State Parks in Nashville Step Up to Save the Bees


Eric Asen, Editor-in-Chief

Long Hunter State Park and Bicentennial Capitol Mall State Park are working to “save the bees” by acquiring and maintaining beehives through the Tennessee State Parks Honey Project. Although still in the early stages, each park plans to use its hives to spread awareness about pollinator endangerment and encourage the public to do what it can to help. 

The Honey Project, which supplies the beehives, aims to promote pollinator and environmental health, provide experiential learning opportunities, and produce fresh honey for its visitors. Having grown from involving only six parks in 2018 to its current peak of 31, the initiative began in response to the increasing existential threat faced by pollinators. This concern follows from the unsustainable mortality rates observed in managed bee colonies and how 40 percent of insect pollinators currently face extinction. This is economically concerning as well, since the value of crops that require pollination is estimated to be more than $119 million in Tennessee and more than $14.6 billion nationally.

The biggest reason to have the bees here right now is to get people excited about pollinators at home.

Aaron Parkey, Ranger at Long Hunter State Park

Long Hunter State Park, located on the eastern edge of Davidson County, has maintained two beehives since first acquiring them about one year ago. Although the park shows its bees to “junior rangers” who are children of six to 14 years of age, the park does not typically allow the greater public to interact with the hives as of now. Once the hives become stronger and more established, which could take another year, the park intends to include more people through programming and honey sales. Nevertheless, the park has not ruled out incorporating the hives into its upcoming summer programming. 

One of the hives at Long Hunter State Park.

Just behind the Tennessee state capitol, Bicentennial Mall is in the process of acquiring hives of its own. Having worked for about a year to get the proper gear and training necessary for beekeeping, the park is finally ready to install some hives this April. Programming will revolve around educating people about pollinators and the importance of bees and will include example hives and beeswax activities. The hives will be visible to those taking a stroll through the park, and although current programming plans do not include the wider public, the park is certainly interested in doing so. 
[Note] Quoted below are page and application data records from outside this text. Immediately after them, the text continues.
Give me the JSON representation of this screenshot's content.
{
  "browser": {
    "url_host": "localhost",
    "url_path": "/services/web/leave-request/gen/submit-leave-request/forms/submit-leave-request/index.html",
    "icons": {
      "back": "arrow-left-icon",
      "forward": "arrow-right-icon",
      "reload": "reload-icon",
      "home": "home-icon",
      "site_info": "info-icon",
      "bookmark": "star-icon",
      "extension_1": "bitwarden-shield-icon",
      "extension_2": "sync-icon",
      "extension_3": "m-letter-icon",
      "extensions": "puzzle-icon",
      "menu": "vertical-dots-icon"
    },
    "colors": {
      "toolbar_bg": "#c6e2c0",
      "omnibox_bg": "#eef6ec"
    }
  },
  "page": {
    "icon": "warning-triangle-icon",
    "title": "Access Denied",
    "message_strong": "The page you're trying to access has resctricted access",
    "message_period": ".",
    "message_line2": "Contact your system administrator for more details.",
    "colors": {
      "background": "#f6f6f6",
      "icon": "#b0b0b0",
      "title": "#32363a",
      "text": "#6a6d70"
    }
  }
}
I think it’s really important to involve the community– it’s everybody’s park, not just ours.

Laurie Undis, Administrative Assitant at Bicentennial Capitol Mall State Park

The Honey Project is not the only Tennessee initiative designed to help save the bees. The Pollinator Habitat Program similarly seeks to restore natural vegetation that is essential to pollinators and establish best practices for vegetation management on roadsides. The Tennessee Department of Transportation has also recently practiced swath mowing, in which only a strip of roadside vegetation is mowed, leaving behind ample space for natural vegetation to regrow. This plan began in 2013 and now includes all state highways for a total of 13,807 miles of natural vegetation.
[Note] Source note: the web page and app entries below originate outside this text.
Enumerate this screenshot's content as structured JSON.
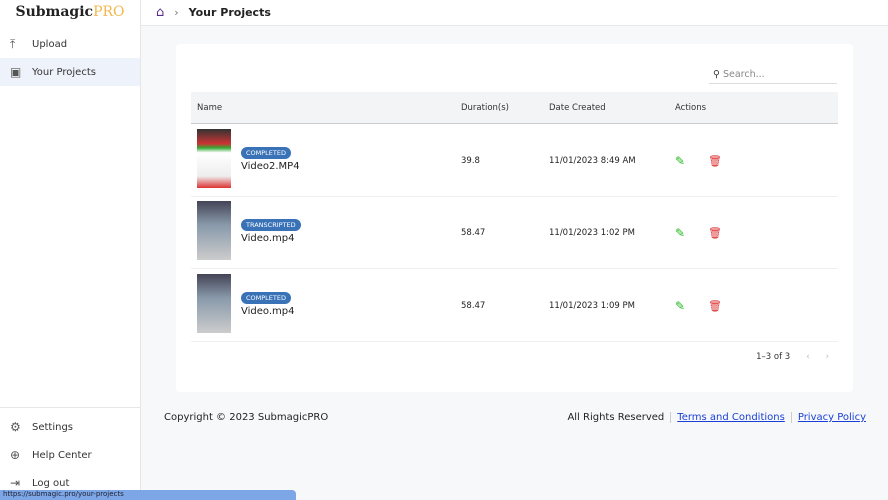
{
  "brand": {
    "name": "Submagic",
    "suffix": "PRO"
  },
  "sidebar": {
    "items": [
      {
        "label": "Upload"
      },
      {
        "label": "Your Projects"
      }
    ],
    "bottom": [
      {
        "label": "Settings"
      },
      {
        "label": "Help Center"
      },
      {
        "label": "Log out"
      }
    ]
  },
  "breadcrumb": {
    "current": "Your Projects"
  },
  "search": {
    "placeholder": "Search..."
  },
  "table": {
    "headers": [
      "Name",
      "Duration(s)",
      "Date Created",
      "Actions"
    ],
    "rows": [
      {
        "status": "COMPLETED",
        "name": "Video2.MP4",
        "duration": "39.8",
        "date": "11/01/2023 8:49 AM"
      },
      {
        "status": "TRANSCRIPTED",
        "name": "Video.mp4",
        "duration": "58.47",
        "date": "11/01/2023 1:02 PM"
      },
      {
        "status": "COMPLETED",
        "name": "Video.mp4",
        "duration": "58.47",
        "date": "11/01/2023 1:09 PM"
      }
    ]
  },
  "pagination": {
    "range": "1–3 of 3"
  },
  "footer": {
    "copyright": "Copyright © 2023 SubmagicPRO",
    "rights": "All Rights Reserved",
    "terms": "Terms and Conditions",
    "privacy": "Privacy Policy"
  },
  "statusbar": {
    "url": "https://submagic.pro/your-projects"
  }
}
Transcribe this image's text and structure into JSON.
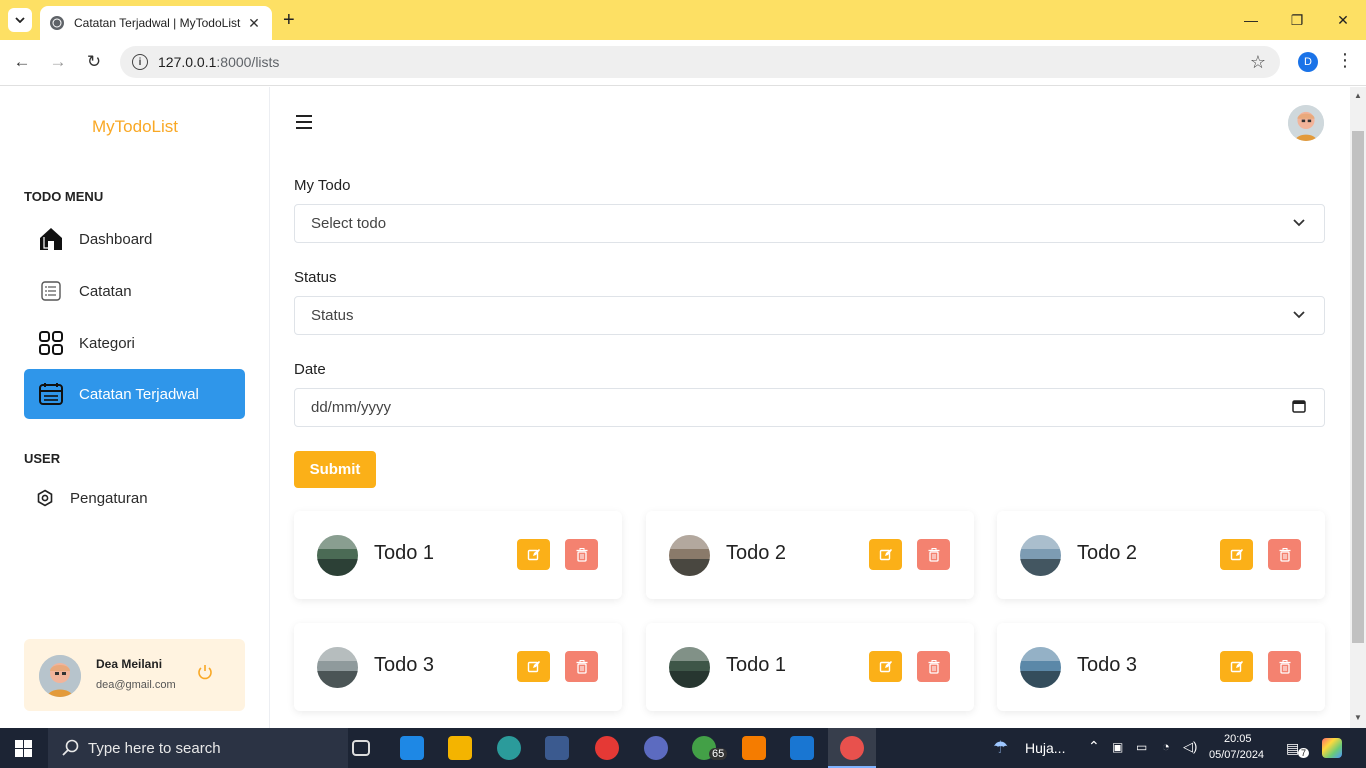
{
  "browser": {
    "tab_title": "Catatan Terjadwal | MyTodoList",
    "url_host": "127.0.0.1",
    "url_rest": ":8000/lists",
    "profile_initial": "D"
  },
  "sidebar": {
    "brand": "MyTodoList",
    "todo_menu_title": "TODO MENU",
    "items": [
      {
        "label": "Dashboard",
        "icon": "home-icon"
      },
      {
        "label": "Catatan",
        "icon": "notes-icon"
      },
      {
        "label": "Kategori",
        "icon": "category-icon"
      },
      {
        "label": "Catatan Terjadwal",
        "icon": "calendar-notes-icon",
        "active": true
      }
    ],
    "user_title": "USER",
    "settings_label": "Pengaturan",
    "user": {
      "name": "Dea Meilani",
      "email": "dea@gmail.com"
    }
  },
  "form": {
    "todo_label": "My Todo",
    "todo_placeholder": "Select todo",
    "status_label": "Status",
    "status_placeholder": "Status",
    "date_label": "Date",
    "date_placeholder": "dd/mm/yyyy",
    "submit_label": "Submit"
  },
  "todos": [
    {
      "title": "Todo 1",
      "thumb_color": "#4b6b55"
    },
    {
      "title": "Todo 2",
      "thumb_color": "#8a7a6a"
    },
    {
      "title": "Todo 2",
      "thumb_color": "#7d9cb3"
    },
    {
      "title": "Todo 3",
      "thumb_color": "#8f9a9c"
    },
    {
      "title": "Todo 1",
      "thumb_color": "#3e5648"
    },
    {
      "title": "Todo 3",
      "thumb_color": "#5b88a8"
    }
  ],
  "taskbar": {
    "search_placeholder": "Type here to search",
    "weather": "Huja...",
    "time": "20:05",
    "date": "05/07/2024",
    "whatsapp_badge": "65",
    "notification_count": "7"
  },
  "colors": {
    "accent_orange": "#fbb018",
    "active_blue": "#2f96ea",
    "delete_red": "#f48270",
    "tabbar_yellow": "#fde064"
  }
}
The government of Tennessee also provides tips for those interested in facilitating pollinator health. Some include incorporating a mix of native plants in one’s garden, reducing or even eliminating pesticide use, and leaving a basin of clean water outside for pollinators to utilize. People can also donate to the Honey Project, volunteer at state parks, and even purchase a “Save the Bees” license plate to help fund beekeeping efforts across the state. As Ranger Aaron recommends, even something small, such as putting a few flowering plants on an apartment balcony, can go a long way to help save the bees
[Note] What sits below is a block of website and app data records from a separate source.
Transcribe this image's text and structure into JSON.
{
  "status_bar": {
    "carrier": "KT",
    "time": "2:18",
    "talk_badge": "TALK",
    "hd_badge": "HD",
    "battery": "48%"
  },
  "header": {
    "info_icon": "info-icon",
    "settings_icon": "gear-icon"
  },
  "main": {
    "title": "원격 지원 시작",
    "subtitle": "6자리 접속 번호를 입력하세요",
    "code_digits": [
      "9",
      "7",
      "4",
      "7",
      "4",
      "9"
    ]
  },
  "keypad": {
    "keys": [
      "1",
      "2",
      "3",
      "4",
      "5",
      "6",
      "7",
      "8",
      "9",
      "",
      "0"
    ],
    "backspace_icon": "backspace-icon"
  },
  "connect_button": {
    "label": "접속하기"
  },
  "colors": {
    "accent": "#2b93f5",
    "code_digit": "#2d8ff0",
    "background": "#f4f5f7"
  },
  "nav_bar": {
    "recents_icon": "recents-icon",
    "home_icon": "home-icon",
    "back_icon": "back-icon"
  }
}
Image Credit: “Save the BeeS!” (unmodified) by Rima R is licensed under CC BY-SA 2.0